What may be lacking in the UK’s response to Covid-19?

The public’s perspective.

By that, I mean that it sounds as if the response is mainly along the lines of “What do WE need to do when someone shows up at the right door at the right hospital and says that he or she may have the virus?” and “Do we have enough face masks and other supplies?”

It sounds like they forgot to signpost at (some) hospitals where people should go if they think they have the virus, for example.

You need to put yourself in the shoes of the public.

I searched “what to do if you suspect you have the coronavirus”?

You’re supposed to self-isolate for 14 days if you’ve just been to China and/or other areas with a higher incidence of the virus.

But when you’ve just come home from abroad, you’re not likely to have much food in the house.

So unless this recommendation to self-isolate goes with a dedicated service that brings people whatever products they need, putting self-isolation in practice is not necessarily as simple as it sounds.

What if you’re a young woman and your period arrives and you’re cramping and you have run out of painkillers and tampons?

Just one scenario.

Not everyone will have the funds to order deliveries from services like Ocado.

This temporary dedicated service to help people in quarantine in their own homes would need to be free, with payment for only the products. You can simply leave a box at the door so that you don’t have to come in contact with the person in question and you can contact him or her by mobile phone.

It would have to be a dedicated service, also to ensure that all deliverers stick to hand-washing etc.

Communities should set this up for their own, with volunteers. Heck, why not?

The Chinese are volunteering to look after pets in Wuhan:

Will we have a dedicated phone number for anyone with questions to do with this virus?

Is there an option to choose right now as in “Press 4 if you think you may have the Covid-19 virus”?

Passport rendered invalid, allowed to leave the country, not allowed to return?

Passport silently rendered invalid, allowed to leave the country without a word, not allowed to return:

https://www.independent.co.uk/news/uk/home-news/british-man-blocked-uk-home-office-passport-brussels-a9332311.html (with video)

But I, an EU citizen, am supposed to trust that the UK will let me in again if I go abroad, even though UK Customs already made clear it had a problem with me on my previous two returns?

When activism works

Dillan is a bear who many others and I have been sending e-mails and signing petitions about. It finally worked.

More animals need to be freed from the Union County Sportsmen’s Club in Millmont, PA and I’ve tried to call the facility a few times, but couldn’t get through. I’ve sent e-mails about it and I can’t rule out that I may have missed an update on the other animals, that they’ve been released to a sanctuary too. I sure hope so!

This is Dillan now:

Advantages of being tracked in the digital era

If you know me well, you know that I am not too keen on companies like Amazon tracking and recording every minute of our lives and now adding facial recognition software to that arsenal, wanting to become our bank, our doctor, our police and our insurance company, on top of selling us food, home security and anything else we can think of.

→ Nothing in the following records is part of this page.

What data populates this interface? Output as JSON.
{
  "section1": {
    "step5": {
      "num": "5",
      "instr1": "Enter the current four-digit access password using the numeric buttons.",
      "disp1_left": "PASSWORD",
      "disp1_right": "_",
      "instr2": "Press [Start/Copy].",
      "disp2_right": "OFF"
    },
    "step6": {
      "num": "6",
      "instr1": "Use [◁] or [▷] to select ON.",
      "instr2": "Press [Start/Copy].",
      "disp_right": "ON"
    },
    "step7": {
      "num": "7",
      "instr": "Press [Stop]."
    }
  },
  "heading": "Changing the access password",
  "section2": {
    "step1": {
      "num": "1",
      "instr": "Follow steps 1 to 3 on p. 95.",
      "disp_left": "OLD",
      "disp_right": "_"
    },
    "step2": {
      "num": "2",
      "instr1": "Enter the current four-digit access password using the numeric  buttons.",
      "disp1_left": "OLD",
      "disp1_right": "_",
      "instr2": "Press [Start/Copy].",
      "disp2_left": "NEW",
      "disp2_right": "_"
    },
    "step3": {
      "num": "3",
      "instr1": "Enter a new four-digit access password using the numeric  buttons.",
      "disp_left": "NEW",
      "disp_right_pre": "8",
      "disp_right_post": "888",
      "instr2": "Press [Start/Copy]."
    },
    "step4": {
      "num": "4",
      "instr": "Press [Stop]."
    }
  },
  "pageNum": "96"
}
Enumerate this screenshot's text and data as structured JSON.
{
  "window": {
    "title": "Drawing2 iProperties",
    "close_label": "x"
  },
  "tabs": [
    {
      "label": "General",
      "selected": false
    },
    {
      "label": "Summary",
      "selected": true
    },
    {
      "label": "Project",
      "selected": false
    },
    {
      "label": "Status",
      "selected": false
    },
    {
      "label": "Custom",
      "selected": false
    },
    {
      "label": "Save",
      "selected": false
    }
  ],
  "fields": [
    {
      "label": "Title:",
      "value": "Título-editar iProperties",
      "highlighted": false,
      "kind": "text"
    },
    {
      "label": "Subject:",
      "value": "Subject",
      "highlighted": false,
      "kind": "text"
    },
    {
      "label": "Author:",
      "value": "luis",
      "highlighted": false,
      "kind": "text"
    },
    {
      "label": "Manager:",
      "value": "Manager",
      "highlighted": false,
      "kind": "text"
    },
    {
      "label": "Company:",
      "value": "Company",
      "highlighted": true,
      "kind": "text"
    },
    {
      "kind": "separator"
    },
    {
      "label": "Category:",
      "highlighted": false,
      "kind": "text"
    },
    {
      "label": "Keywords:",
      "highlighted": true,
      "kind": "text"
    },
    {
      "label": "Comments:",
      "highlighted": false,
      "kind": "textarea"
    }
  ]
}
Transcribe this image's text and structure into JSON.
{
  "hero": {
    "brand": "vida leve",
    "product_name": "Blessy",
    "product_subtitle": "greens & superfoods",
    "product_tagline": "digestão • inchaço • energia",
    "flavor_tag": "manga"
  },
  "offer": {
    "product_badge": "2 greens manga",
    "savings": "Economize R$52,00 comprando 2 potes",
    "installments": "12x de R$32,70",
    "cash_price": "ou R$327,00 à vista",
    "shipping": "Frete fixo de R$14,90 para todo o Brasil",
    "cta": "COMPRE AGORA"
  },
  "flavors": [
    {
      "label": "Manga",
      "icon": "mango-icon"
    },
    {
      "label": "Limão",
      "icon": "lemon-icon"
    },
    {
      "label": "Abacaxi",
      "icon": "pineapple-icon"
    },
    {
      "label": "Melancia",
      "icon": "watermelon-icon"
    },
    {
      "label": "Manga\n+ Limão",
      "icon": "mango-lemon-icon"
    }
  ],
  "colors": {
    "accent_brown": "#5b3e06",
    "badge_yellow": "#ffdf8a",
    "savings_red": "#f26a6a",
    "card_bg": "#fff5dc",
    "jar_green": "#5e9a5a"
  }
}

I am even more opposed to the lack of ethics displayed in the ruthless operation of Facebook (read this for details) and I am not too happy with Google and YouTube either.

Yesterday, however, while I attended a webinar on the use of AI in the medical practice, I had to admit that if you were able to track everyone’s whereabouts, you might be able to identify individuals at risk for having encountered the Covid-19 virus much quicker.

Covid-19 was also mentioned at the end of the webinar. (If you want to know more, you’ll need to get in touch with Jon Braun at Children’s Hospital Boston.)

This would need very rigorous legislation, to avoid stigmatization, for example. Don’t balk instantly. Yes, there are obvious downsides to the loss of privacy but there are also upsides. The problem with privacy issues lies in those doing the tracking and using our data having to be 100% transparent.

Openness – loss of privacy – also protects against abuse, but only if it’s 100% (not one-sided).

With regard to AI being unable to replace empathy, it can make up for a lack of empathy (stigmatization and ridicule) coming from certain health care professionals and it also will not molest or abuse you the way a handful of medical professionals have done. (There’s a current case in the UK of a doctor who not only molested some patients, but also told some they had cancer when they didn’t and amputated their breasts and, in other cases, deliberately left tissue behind that led to reoccurrence of breast cancer.)